The lesson: A situation may seem daunting at first, but you must examine what you have to contend with. So, listen to the small, still voice inside (ants), then diligently sift and sort through all available information to decide what is important based on your priorities and values.

Task #2 – Nab Golden Fleece at the Right Time.

Aphrodite then assigned Psyche the task of collecting golden fleece from the nasty Rams of the Sun. Again, Psyche thought this task impossible because these rams were large, tough, no-nonsense, powerful creatures. Coming to her aid, a flexible green reed advised Psyche that she could avoid the rams by waiting until they left the field at the end of the day, then pick their fleece from brambles they brushed up against after they had gone for the day.

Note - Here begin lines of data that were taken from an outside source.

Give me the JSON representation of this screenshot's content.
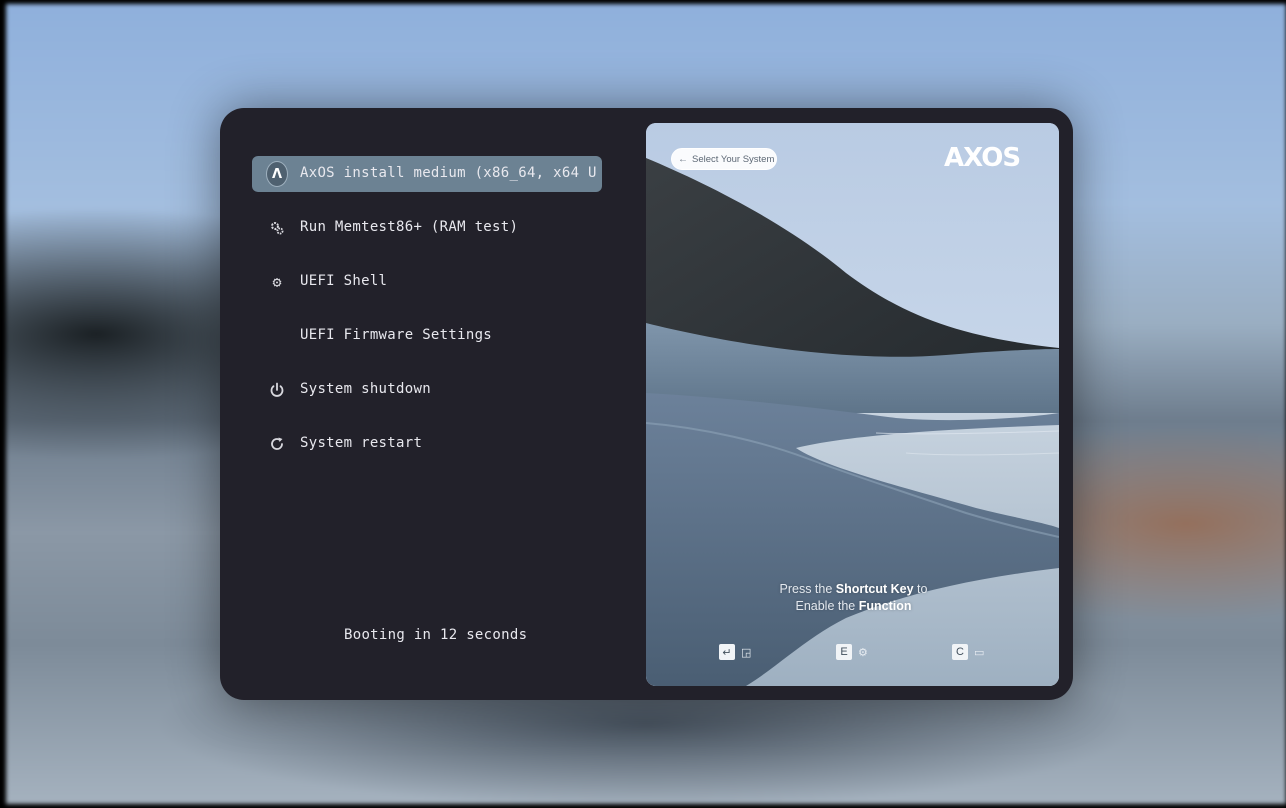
{
  "menu": {
    "items": [
      {
        "label": "AxOS install medium (x86_64, x64 UEF",
        "icon": "axos-logo-icon",
        "selected": true
      },
      {
        "label": "Run Memtest86+ (RAM test)",
        "icon": "gears-icon",
        "selected": false
      },
      {
        "label": "UEFI Shell",
        "icon": "gear-icon",
        "selected": false
      },
      {
        "label": "UEFI Firmware Settings",
        "icon": "",
        "selected": false
      },
      {
        "label": "System shutdown",
        "icon": "power-icon",
        "selected": false
      },
      {
        "label": "System restart",
        "icon": "restart-icon",
        "selected": false
      }
    ],
    "logo_letter": "Λ"
  },
  "status": {
    "booting": "Booting in 12 seconds"
  },
  "preview": {
    "select_label": "Select Your System",
    "brand": "AXOS",
    "hint": {
      "line1_pre": "Press the ",
      "line1_bold": "Shortcut Key",
      "line1_post": " to",
      "line2_pre": "Enable the ",
      "line2_bold": "Function"
    },
    "shortcuts": [
      {
        "key": "↵",
        "icon": "boot-icon"
      },
      {
        "key": "E",
        "icon": "settings-icon"
      },
      {
        "key": "C",
        "icon": "terminal-icon"
      }
    ]
  },
  "colors": {
    "panel": "#22212a",
    "selected": "#6c8293",
    "text": "#e8e8ee"
  }
}
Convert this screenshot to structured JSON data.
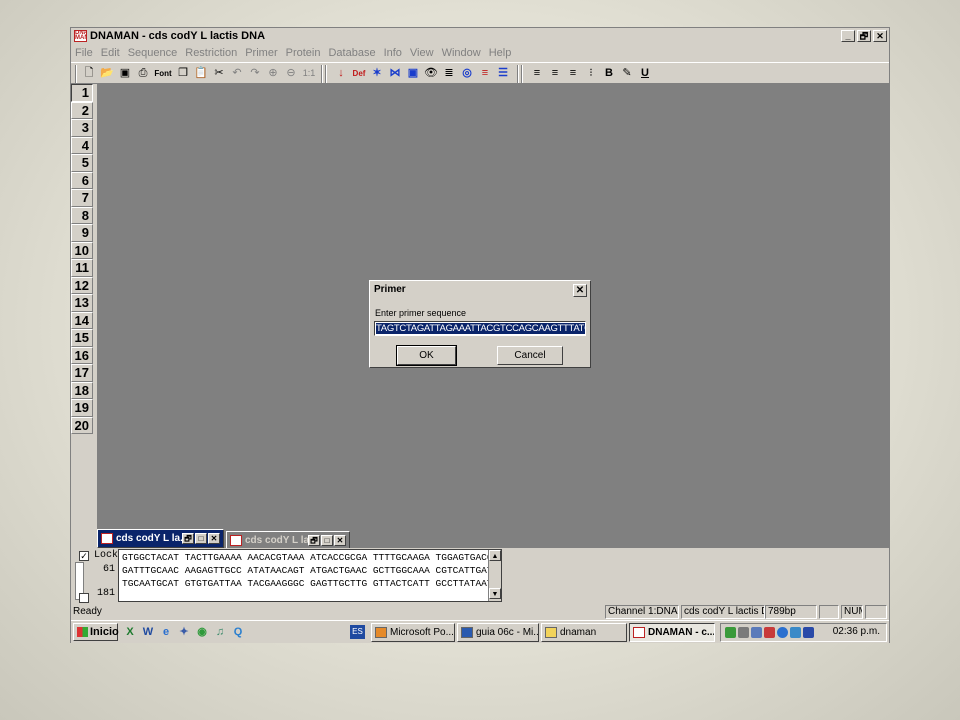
{
  "window": {
    "title": "DNAMAN - cds codY L lactis DNA",
    "icon_text": "DNA MAN",
    "caption_buttons": [
      "_",
      "🗗",
      "✕"
    ]
  },
  "menu": [
    "File",
    "Edit",
    "Sequence",
    "Restriction",
    "Primer",
    "Protein",
    "Database",
    "Info",
    "View",
    "Window",
    "Help"
  ],
  "toolbar": {
    "font_label": "Font",
    "zoom_label": "1:1",
    "def_label": "Def",
    "bold_label": "B",
    "underline_label": "U"
  },
  "line_numbers": [
    "1",
    "2",
    "3",
    "4",
    "5",
    "6",
    "7",
    "8",
    "9",
    "10",
    "11",
    "12",
    "13",
    "14",
    "15",
    "16",
    "17",
    "18",
    "19",
    "20"
  ],
  "mdi_minimized": [
    {
      "title": "cds codY L la..."
    },
    {
      "title": "cds codY L la..."
    }
  ],
  "sequence_panel": {
    "lock_label": "Lock",
    "positions": [
      "61",
      "181"
    ],
    "lines": [
      "GTGGCTACAT TACTTGAAAA AACACGTAAA ATCACCGCGA TTTTGCAAGA TGGAGTGACC",
      "GATTTGCAAC AAGAGTTGCC ATATAACAGT ATGACTGAAC GCTTGGCAAA CGTCATTGAT",
      "TGCAATGCAT GTGTGATTAA TACGAAGGGC GAGTTGCTTG GTTACTCATT GCCTTATAAT"
    ]
  },
  "dialog": {
    "title": "Primer",
    "label": "Enter primer sequence",
    "input_value": "TAGTCTAGATTAGAAATTACGTCCAGCAAGTTTATC",
    "ok_label": "OK",
    "cancel_label": "Cancel"
  },
  "statusbar": {
    "ready": "Ready",
    "channel": "Channel 1:DNA",
    "seqname": "cds codY L lactis DNA",
    "length": "789bp",
    "num": "NUM"
  },
  "taskbar": {
    "start_label": "Inicio",
    "lang": "ES",
    "tasks": [
      "Microsoft Po...",
      "guia 06c - Mi...",
      "dnaman",
      "DNAMAN - c..."
    ],
    "clock": "02:36 p.m."
  },
  "colors": {
    "workspace": "#808080",
    "selection": "#0a246a",
    "chrome": "#d4d0c8"
  }
}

 The lesson: Be flexible enough to watch and wait for the opportune time to go after what you want. There may be a way to do accomplish what you want with less direct conflict, allowing you to maintain relationships.

Task #3 – Fill the Flask After Gaining Perspective.

Next, Psyche must fill a flask with water from an intimidating stream, guarded by dragons. While Psyche doubted her ability to fill the flask, Zeus’s eagle arrived, grabbed the flask, and flew to an opportune spot to fill it for her.

 The lesson: When you get overwhelmed with deciding how to engage with a situation and those involved, pull back like the eagle to get a broader perspective of the bigger picture to find patterns. Then, spot the salient details before making decisions.

Task #4 – Fetching Beauty Cream in the Underworld Without Distraction.

Finally, Aphrodite sent Psyche to the Underworld to refill a box with beauty ointment. To make things even more difficult, Aphrodite tells Psyche that three pathetically desperate people in the Underworld will beg her for help as a distraction from her quest. A tall tower advises Psyche to harden her heart, ignore them, and concentrate on fulfilling her task.

The lesson: You must keep your eye on your tasks and goals and learn to assert your boundaries by exercising a conscious choice to say “yes” or “no” to others’ requests.

Psyche completed the four tasks and won back her beloved Eros. Not all women need nor will they apply Psyche’s lessons in the same way. Still, when you face a dilemma at work or get confusing feedback that reflects someone else’s perspective on who you’re supposed to be, think of Psyche’s lessons and apply the one(s) that are apt in a way that is right for you.

 

WANT TO USE THIS ARTICLE IN YOUR NEWSLETTER, BLOG, OR WEBSITE? You can, as long as you include this information with it:  Beth Strathman works with leaders who want to confidently become the leader they are meant to be as they maximize the “people side” of business. Learn more at: firebrandconsultingllc.com.